The Singapore dollar corporate bond market showed signs of improved vitality in the first quarter, helped in part by greater clarity on interest rates.
This may pave the way for what banks hope will be a livelier year after a tepid 2015, but expectations may be tempered by persistent market volatility and concerns of bond default looming in the background.
There were 37 issuances in the three months to March 31, with a combined deal amount of around $5.65 billion - 16.9 per cent higher than the same period last year.
DBS - last year's top deal maker for Singdollar debt - continued to claim the lion's share of the market. In the first quarter, it managed 21 deals as sole or joint book runner, helping to raise around $2.82 billion, Bloomberg data showed.
OCBC came second, with a market share of 10.82 per cent, having $610 million from six deals credited to its name. Deutsche Bank was third, with two deals and $425 million, and HSBC was fourth, with with $337.5 million from four deals.
Market sentiment has improved from last year as there are fewer jitters around the United States interest rate hikes, DBS head of fixed income Clifford Lee told The Straits Times.
He said: "This year, we started with its fair share of volatility, but we have at least one uncertainty taken away, after the first hike was announced by the Federal Reserve in December.
"In terms of supply, real estate firms and banks have been the key drivers, like last year. What is also encouraging for us is that we are seeing a few substantial deals and foreign participation. That may be a sign of the market opening up."
DBS itself was a major issuer, having launched a combined $730 million in debt in the quarter. Dutch bank ABN Amro had a $450 million issuance in March, jointly arranged by DBS, HSBC and Standard Chartered.
Mr Sean Henderson, HSBC's deputy head for Asia-Pacific debt capital markets, said: "The relative depth of the Singdollar market has often seen the largest issuers using the offshore markets. However, deals like the ABN Amro issue demonstrated that depth in the Singdollar market can be achievable."
Meanwhile, local companies - particularly in the property sector - have not shied away from the Singdollar debt market. Ascendas had three issuances that totalled $375 million, City Developments did a $115 million issuance last month, and Perennial rolled out a $125 million deal through a subsidiary in the same month.

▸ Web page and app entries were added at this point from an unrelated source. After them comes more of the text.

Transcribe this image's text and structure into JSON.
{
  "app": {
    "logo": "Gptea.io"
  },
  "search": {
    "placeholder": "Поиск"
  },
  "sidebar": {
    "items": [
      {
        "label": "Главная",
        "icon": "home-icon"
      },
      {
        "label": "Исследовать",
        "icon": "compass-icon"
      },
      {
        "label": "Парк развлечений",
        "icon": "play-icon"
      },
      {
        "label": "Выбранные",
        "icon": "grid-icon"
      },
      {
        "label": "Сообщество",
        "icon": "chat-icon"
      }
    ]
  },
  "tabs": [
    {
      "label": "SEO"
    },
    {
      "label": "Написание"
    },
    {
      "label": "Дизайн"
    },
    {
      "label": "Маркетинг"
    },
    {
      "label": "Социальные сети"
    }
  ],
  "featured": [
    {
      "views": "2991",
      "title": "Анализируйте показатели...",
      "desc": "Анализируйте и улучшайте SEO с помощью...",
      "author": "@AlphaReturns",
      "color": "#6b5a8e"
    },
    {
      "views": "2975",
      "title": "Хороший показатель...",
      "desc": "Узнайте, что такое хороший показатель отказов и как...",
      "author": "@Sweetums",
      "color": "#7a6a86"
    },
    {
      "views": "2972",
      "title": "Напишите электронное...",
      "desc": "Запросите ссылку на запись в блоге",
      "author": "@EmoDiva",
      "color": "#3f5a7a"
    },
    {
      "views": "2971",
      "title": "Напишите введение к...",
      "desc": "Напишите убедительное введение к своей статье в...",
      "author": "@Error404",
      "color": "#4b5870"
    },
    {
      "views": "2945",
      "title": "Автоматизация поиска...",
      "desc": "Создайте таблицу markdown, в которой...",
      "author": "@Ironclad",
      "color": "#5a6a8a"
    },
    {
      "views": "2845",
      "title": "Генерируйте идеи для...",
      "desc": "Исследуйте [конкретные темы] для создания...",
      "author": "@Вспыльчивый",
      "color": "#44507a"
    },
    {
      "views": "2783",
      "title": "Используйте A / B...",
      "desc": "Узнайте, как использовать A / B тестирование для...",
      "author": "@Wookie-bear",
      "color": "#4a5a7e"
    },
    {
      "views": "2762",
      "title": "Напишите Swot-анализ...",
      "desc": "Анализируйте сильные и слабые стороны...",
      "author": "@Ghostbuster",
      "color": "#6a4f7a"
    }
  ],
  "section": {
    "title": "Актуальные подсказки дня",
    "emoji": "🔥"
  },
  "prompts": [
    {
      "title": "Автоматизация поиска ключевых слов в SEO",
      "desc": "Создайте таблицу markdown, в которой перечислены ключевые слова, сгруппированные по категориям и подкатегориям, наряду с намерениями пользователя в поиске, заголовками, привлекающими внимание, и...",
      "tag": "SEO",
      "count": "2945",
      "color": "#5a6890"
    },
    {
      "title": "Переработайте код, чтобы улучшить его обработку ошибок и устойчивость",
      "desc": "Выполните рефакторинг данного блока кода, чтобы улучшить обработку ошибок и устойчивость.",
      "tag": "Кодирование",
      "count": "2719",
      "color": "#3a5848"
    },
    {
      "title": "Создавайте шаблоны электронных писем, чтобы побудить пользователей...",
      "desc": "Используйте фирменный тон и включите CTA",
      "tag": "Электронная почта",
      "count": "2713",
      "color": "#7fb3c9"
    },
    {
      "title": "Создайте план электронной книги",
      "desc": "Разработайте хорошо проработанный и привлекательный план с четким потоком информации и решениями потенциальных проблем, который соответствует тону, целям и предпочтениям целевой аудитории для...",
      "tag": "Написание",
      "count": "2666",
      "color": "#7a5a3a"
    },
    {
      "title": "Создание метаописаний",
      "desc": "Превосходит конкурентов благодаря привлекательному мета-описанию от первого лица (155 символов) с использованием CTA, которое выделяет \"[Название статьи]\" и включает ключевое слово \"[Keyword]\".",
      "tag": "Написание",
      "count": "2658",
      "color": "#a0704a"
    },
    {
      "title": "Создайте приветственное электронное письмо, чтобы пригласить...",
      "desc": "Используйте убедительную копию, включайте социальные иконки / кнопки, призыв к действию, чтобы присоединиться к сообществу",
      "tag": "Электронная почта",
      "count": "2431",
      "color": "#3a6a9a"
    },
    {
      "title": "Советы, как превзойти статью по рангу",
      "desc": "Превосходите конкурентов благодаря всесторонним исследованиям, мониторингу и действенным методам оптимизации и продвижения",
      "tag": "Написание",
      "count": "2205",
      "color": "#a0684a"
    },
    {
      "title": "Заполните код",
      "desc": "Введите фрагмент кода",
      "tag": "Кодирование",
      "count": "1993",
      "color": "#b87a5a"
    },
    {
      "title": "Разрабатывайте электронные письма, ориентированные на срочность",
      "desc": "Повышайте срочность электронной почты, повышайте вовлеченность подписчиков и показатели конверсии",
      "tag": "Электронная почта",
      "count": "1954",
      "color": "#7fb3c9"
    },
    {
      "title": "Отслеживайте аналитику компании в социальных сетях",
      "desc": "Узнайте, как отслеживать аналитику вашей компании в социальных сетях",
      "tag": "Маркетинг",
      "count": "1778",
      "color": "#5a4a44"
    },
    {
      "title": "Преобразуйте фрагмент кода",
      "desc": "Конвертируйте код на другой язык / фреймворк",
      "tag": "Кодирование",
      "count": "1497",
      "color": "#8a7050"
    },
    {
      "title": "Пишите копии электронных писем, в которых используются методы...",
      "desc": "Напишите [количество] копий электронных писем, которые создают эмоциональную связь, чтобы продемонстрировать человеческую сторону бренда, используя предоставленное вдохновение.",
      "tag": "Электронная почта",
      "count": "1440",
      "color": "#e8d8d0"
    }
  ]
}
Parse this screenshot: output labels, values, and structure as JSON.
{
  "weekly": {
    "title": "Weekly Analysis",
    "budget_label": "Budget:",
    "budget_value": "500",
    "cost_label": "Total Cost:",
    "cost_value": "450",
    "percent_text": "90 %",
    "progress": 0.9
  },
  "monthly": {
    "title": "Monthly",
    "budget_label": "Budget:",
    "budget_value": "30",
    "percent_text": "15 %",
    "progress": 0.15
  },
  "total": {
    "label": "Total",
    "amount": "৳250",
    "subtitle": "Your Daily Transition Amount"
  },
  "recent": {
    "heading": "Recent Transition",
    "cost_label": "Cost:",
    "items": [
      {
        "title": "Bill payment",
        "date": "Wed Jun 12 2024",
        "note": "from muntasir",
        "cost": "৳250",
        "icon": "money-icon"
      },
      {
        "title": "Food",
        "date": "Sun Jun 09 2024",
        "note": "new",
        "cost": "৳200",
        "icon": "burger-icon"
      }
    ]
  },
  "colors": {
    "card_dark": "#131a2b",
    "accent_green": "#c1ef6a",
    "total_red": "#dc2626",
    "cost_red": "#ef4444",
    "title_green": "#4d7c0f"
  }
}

Other Singapore names included Singtel, with a $250 million deal in February, and Aspial, whose $200 million retail bond issued last month generated a good deal of market buzz with an unusually high annual yield, or coupon rate, of 5.3 per cent.
Deals in the pipeline look to be in good shape, Mr Henderson said, adding: "Some borrowers have been keen to build in a buffer ahead of potential volatility... with the Brexit vote and a number of key elections due in Europe and the US."
DBS' Mr Lee said: "We do still expect volatility in the market... structural changes in China and the price swings in the commodity market will easily spook people and shut up market windows in a hurry."
As the bond market seeks its footing in an improving but still uncertain landscape, concerns around Singdollar bond defaults have also come to the fore, following news over the past half year that PT Trikomsel and Pacific Andes Resources Development had missed their yield payments.
OCBC credit analyst Andrew Wong said: "Default risks will depend heavily on company-specific factors, but a few industries will be under pressure.
"In particular, we continue to watch the offshore and marine sector closely, given that oil prices remain weak and... fundamentals remain challenging, resulting in pressure on cash flows and margins."